About CAN bus
In 1986, Robert Bosch GmbH, the German engineering and electronics company with a long time focus on the automotive industry, introduced a CAN bus protocol that launched the “smart car” era at the Society of Automotive Engineers congress. Prior to 1986, all automotive wiring was “dumb” in the sense that physical wires transmitted power but not data, and electronic modules didn’t readily communicate with each other.
It took over a decade for CAN bus to become an industry standard (with many proprietary configurations that continue to evolve), but since 2008 all U.S. cars have at least a rudimentary CAN bus “smart” infrastructure.
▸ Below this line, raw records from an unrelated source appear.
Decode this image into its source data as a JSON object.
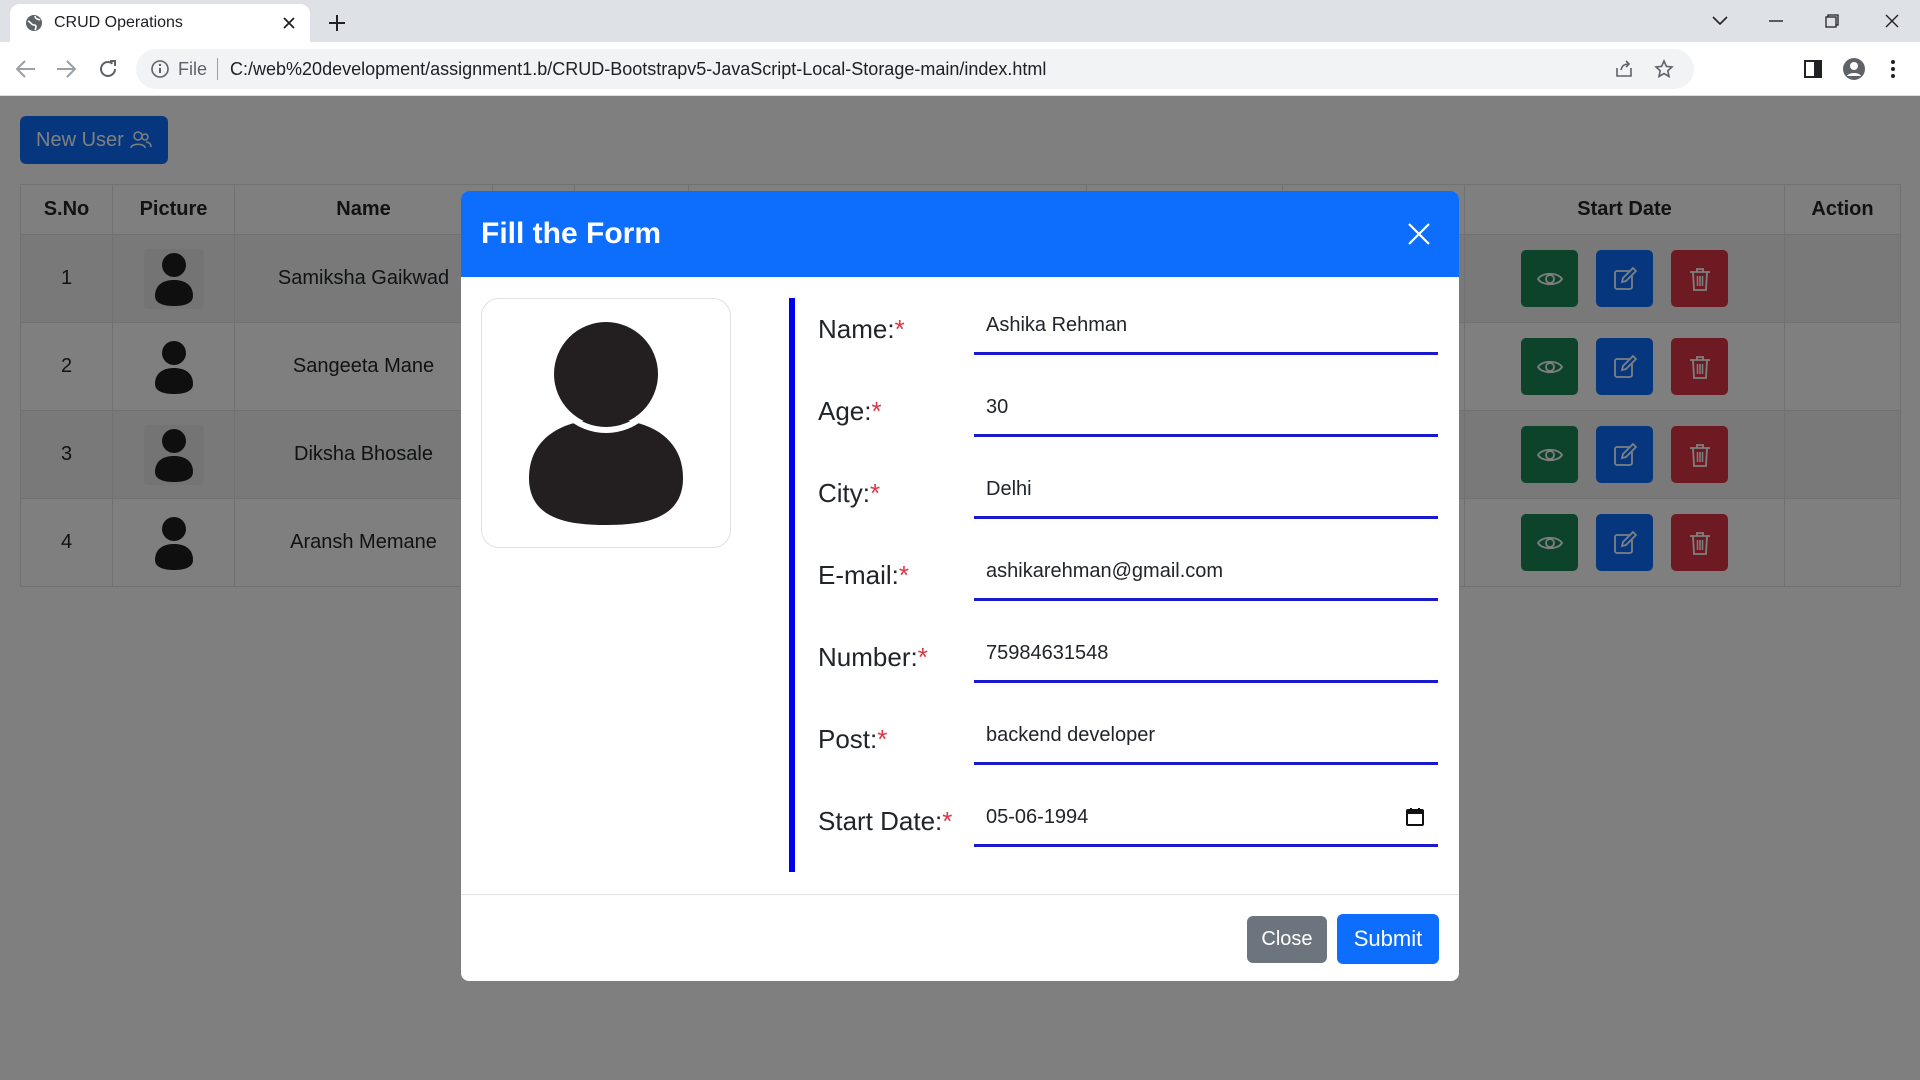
{
  "browser": {
    "tab_title": "CRUD Operations",
    "scheme_label": "File",
    "url": "C:/web%20development/assignment1.b/CRUD-Bootstrapv5-JavaScript-Local-Storage-main/index.html"
  },
  "page": {
    "new_user_label": "New User",
    "table": {
      "headers": [
        "S.No",
        "Picture",
        "Name",
        "Start Date",
        "Action"
      ],
      "rows": [
        {
          "sno": "1",
          "name": "Samiksha Gaikwad"
        },
        {
          "sno": "2",
          "name": "Sangeeta Mane"
        },
        {
          "sno": "3",
          "name": "Diksha Bhosale"
        },
        {
          "sno": "4",
          "name": "Aransh Memane"
        }
      ]
    }
  },
  "modal": {
    "title": "Fill the Form",
    "fields": [
      {
        "label": "Name:",
        "value": "Ashika Rehman"
      },
      {
        "label": "Age:",
        "value": "30"
      },
      {
        "label": "City:",
        "value": "Delhi"
      },
      {
        "label": "E-mail:",
        "value": "ashikarehman@gmail.com"
      },
      {
        "label": "Number:",
        "value": "75984631548"
      },
      {
        "label": "Post:",
        "value": "backend developer"
      },
      {
        "label": "Start Date:",
        "value": "05-06-1994"
      }
    ],
    "required_mark": "*",
    "close_label": "Close",
    "submit_label": "Submit"
  },
  "colors": {
    "primary": "#0d6efd",
    "success": "#198754",
    "danger": "#dc3545",
    "secondary": "#6c757d",
    "accent_bar": "#0000ee"
  },
  "icons": [
    "globe-icon",
    "close-icon",
    "plus-icon",
    "back-icon",
    "forward-icon",
    "reload-icon",
    "info-icon",
    "share-icon",
    "star-icon",
    "sidepanel-icon",
    "profile-icon",
    "menu-icon",
    "users-icon",
    "eye-icon",
    "edit-icon",
    "trash-icon",
    "avatar-icon",
    "calendar-icon"
  ]
}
Basically, CAN bus made it possible for many different electronic controls — for example, engine management, automatic transmission shifting, cooling/heating regulation, power windows, and entertainment features — to work together in a coherent command structure. Before CAN bus, automotive wiring employed a hub-and-spoke topology much like the Boston subway … and like the subway, as long as there weren’t too many spokes, the network was relatively efficient. But since many modern cars package together over 50 different modular units, a CAN bus arrangement is vital.
Of course, when our Jaguar XJ6 was manufactured in 1972, the wiring was entirely “dumb” and consisted of hub-and-spoke fuse and circuit boards controlled by switches, flashers, and mechanical relays.
Complexity became a constraint: long strands of thin wire had to run the length of the car, across the floor pans, and around the engine bay. Diagnosing faults became a major nightmare while mechanical components suffered from environmental stress. In particular, Jaguars of the 1970s earned a reputation for unreliable electrical systems with fussy wipers, inadequate HVAC, and inaccurate instrumentation. Perhaps that’s why the XJ6 was outfitted with two fuel pumps … just in case.
Aftermarket CAN bus
The aftermarket tends to lag behind when it comes to electrical/electronic systems at least in part because the builder community lacks much of an electrical engineering background. However, one company — I Squared Engineering — pioneered its “1+1” and “Million Mile” smart harness during the early days of CAN bus standardization (around 2005-06). In 2007, I Squared teamed up with Littelfuse, a public circuit protection company, to launch a CAN bus architecture regrettably named “ISIS”.
Apart from the name, ISIS struggled to define what it was to an audience that didn’t know a CAN bus from a can opener. Today, the system is marketed as Infinitybox by an independent LLC (although some documentation still carries the old ISIS brand). At this point, Infinitybox doesn’t have direct competition from major aftermarket harness companies like Ron Francis or Painless, and despite its odd-man-out marketing challenge, Infinitybox offers a unique system for customized CAN bus smart wiring.
Infinitybox employs two different circuits — 12 and 5 volts — to communicate with and control various components. The central “brain” is called Mastercell and it is only connected via a 5-volt CAN bus cable with an 8-pin connector (on the left in drawing) to either 12-volt outputs, called Powercell, or other units like inMOTION that can control reverse polarity motors (power windows and door locks, for example). Mastercell controls by switching ground only and cannot handle a 12-volt input. It has two harness banks, A and B, each with 32 wire pinouts. If a switch is not ground triggered, an inverter (known as inVERT) or a relay must be used to enable ground switching.
One advantage of the Infinitybox architecture is that a single CAN bus cable (light green line below) runs from the trunk to the dash instead of a large wire harness for rear lights and fuel pump. This doesn’t eliminate all other wires (for example, leads from the fuel level sender in the rear tank still needs to go to the fuel gauge in the dash), but it greatly simplifies the task. This is particularly helpful with our planned trunk-mounted battery design.
A trunk mounted Powercell connected to a Mastercell via a single CAN cable provides 12 volts to all rear lights, the heated backlight, the fuel pump, and the trunk lock popper. CAN bus messages then control switches on the dash via ground switching or communicate directly with the engine ECU.
LS3 and Supermatic ECU
A separate CAN bus circuit connects the engine and transmission ECUs, sharing information along the way with the Vintage Air HVAC system, Dakota Digital gauges, and PCS electronic shifter.
A pigtail output from the Supermatic tranmission ECU enables a Windows PC interface. This is used to monitor engine/transmission data and also permits customization of the “sport mode” shift profile.